Bosch and Continental show road maps and prospects
Automakers are actively promoting and announcing their autonomous vehicles. Governments are also making positive comments on the realization of autonomous vehicles. Under the circumstances, how does each supplier see the progress of its technology for the realization of autonomous vehicles?
TU-Automotive Japan 2015 (formerly called Telematics Japan until last year) was held at the Westin Tokyo from October 20 through October 21, 2015 under the auspices of TU-Automotive Japan. This report is the second of a two-part series that focuses on an autonomous driving session held at TU-Automotive Japan 2015 and summarizes lectures presented by suppliers, such as Bosch and Continental. (Click here for the first report.)
* Bosch Group stated that autonomous driving starts with high-speed driving and parking assist functions. Technologies in these two areas will advance in stages. Bosch introduced its efforts to fulfill five technological requirements for fully autonomous driving.
* Continental proposed a holistic (comprehensive) approach, which includes IoT-based infrastructures, to HMI for autonomous driving. A driver monitoring system was used as an example.
* QNX and Wind River (embedded OS vendors) emphasized that a software platform covering an overall system would be required for autonomous driving.
* Summary (comments at panel discussion): There is public acceptance of autonomous driving. However, commercialization of autonomous vehicles should be pursued with caution and repeated verifications.
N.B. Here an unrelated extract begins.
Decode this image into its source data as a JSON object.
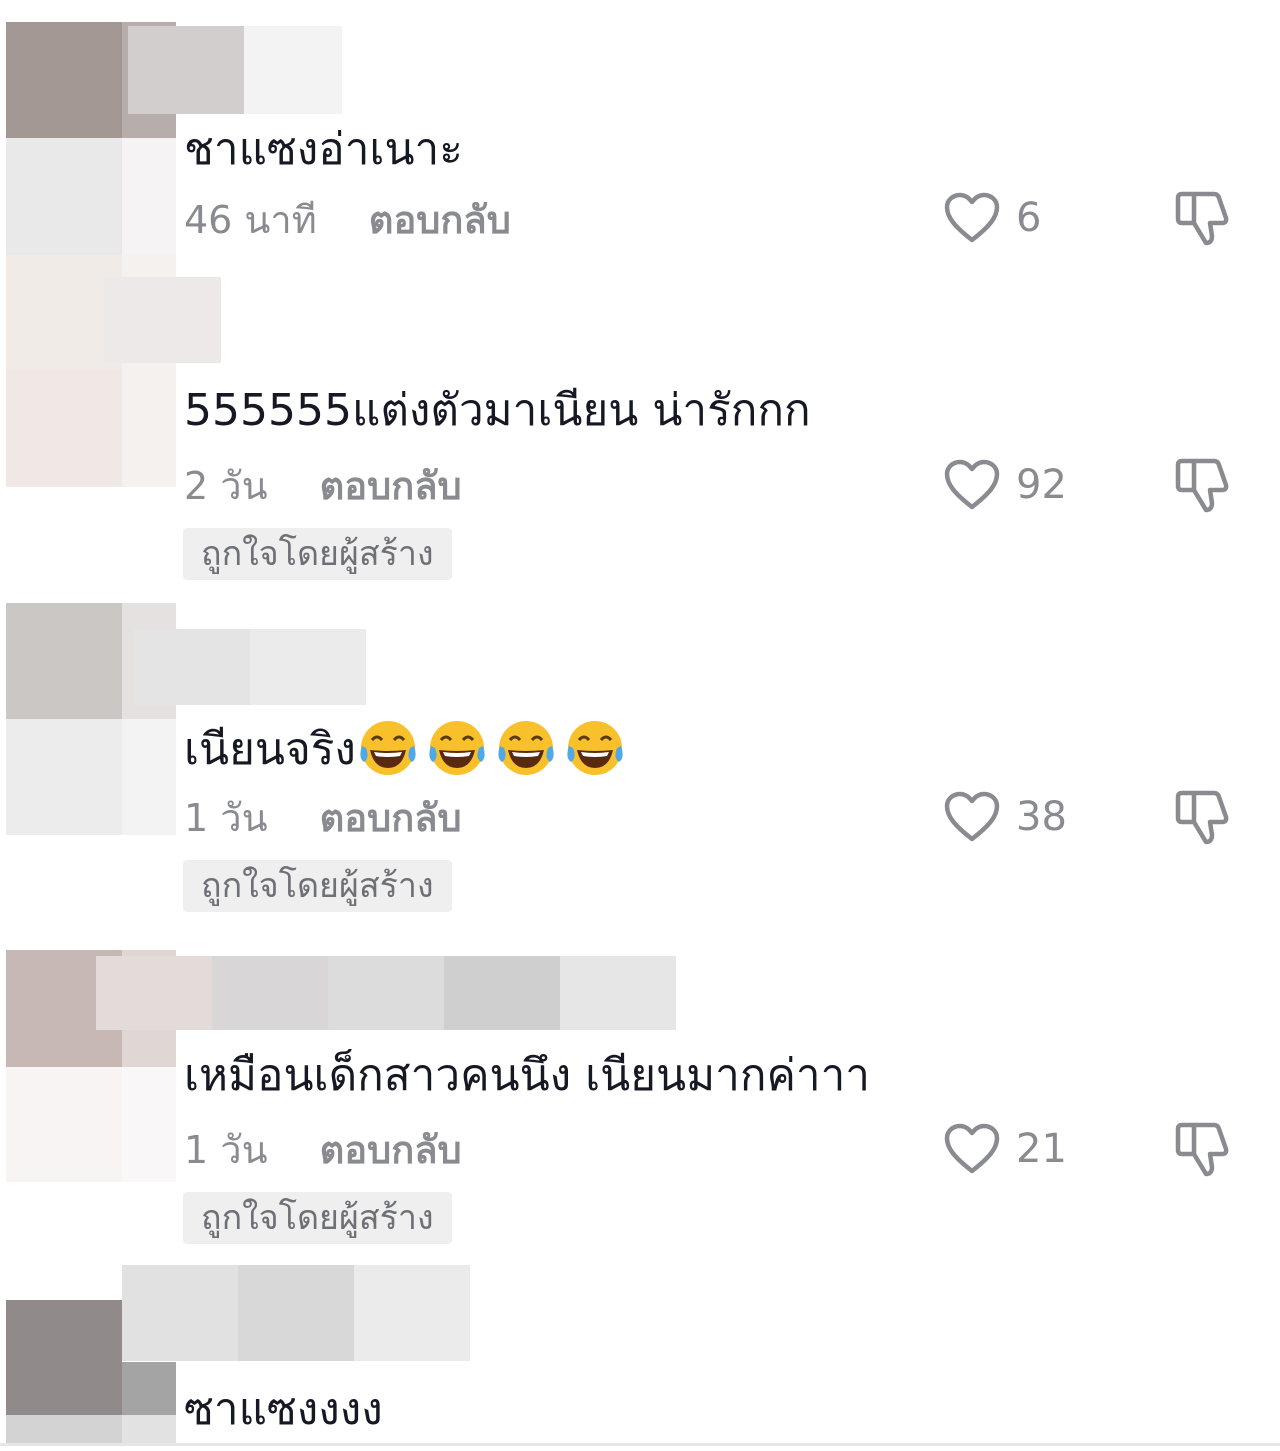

It is important to standardize technological elements and specifications.